Your instructions: Only lines with the word "Done" are needed; collect each of them from the listing below.

Extracted data:
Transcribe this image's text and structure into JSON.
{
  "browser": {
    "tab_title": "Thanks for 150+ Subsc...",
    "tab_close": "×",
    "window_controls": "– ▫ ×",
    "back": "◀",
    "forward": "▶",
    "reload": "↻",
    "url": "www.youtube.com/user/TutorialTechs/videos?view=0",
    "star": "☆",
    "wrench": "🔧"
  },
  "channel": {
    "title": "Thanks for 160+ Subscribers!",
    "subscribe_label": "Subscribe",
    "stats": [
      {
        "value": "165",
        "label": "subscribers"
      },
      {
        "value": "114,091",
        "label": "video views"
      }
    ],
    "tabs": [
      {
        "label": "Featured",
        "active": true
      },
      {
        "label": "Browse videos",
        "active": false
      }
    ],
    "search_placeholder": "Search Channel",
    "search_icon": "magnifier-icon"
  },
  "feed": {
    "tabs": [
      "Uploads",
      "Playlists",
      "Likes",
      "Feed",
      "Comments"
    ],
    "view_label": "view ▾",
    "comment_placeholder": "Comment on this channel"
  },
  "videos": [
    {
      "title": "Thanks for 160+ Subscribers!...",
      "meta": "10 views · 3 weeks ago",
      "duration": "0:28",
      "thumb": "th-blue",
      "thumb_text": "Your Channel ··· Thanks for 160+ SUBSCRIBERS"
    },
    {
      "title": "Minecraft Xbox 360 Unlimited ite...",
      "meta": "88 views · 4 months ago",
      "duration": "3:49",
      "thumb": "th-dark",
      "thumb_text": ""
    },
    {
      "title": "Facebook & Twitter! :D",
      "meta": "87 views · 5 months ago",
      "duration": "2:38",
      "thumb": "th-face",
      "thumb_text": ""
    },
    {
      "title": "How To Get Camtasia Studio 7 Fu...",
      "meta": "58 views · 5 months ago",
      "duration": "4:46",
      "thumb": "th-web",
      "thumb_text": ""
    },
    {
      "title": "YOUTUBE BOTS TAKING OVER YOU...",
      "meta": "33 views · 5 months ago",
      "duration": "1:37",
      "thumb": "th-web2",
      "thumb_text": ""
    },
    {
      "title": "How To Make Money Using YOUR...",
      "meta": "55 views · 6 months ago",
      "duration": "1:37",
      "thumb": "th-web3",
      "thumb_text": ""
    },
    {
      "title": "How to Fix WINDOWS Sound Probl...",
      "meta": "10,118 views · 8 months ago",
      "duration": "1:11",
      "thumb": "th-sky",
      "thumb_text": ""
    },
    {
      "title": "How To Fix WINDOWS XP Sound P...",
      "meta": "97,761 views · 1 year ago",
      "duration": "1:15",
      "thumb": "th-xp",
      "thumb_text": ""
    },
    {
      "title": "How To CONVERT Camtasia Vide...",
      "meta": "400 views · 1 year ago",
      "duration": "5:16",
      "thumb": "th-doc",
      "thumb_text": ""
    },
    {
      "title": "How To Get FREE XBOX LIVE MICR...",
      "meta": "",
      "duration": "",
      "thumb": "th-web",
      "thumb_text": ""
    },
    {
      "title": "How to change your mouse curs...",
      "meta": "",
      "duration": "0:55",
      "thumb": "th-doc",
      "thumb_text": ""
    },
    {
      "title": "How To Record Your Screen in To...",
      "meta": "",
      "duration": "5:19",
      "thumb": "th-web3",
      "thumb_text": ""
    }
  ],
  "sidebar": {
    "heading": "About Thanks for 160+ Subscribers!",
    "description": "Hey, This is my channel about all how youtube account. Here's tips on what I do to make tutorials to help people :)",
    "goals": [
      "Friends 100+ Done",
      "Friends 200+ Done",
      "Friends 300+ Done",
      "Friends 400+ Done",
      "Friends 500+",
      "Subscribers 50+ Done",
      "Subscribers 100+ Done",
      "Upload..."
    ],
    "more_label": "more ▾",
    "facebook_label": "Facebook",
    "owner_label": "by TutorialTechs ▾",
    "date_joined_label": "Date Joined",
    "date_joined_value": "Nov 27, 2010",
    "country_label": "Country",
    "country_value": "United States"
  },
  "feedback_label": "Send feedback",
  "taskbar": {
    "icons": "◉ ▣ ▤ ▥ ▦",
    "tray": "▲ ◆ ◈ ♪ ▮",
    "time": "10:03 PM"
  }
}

Reply:
      "Friends 100+ Done",
      "Friends 200+ Done",
      "Friends 300+ Done",
      "Friends 400+ Done",
      "Subscribers 50+ Done",
      "Subscribers 100+ Done",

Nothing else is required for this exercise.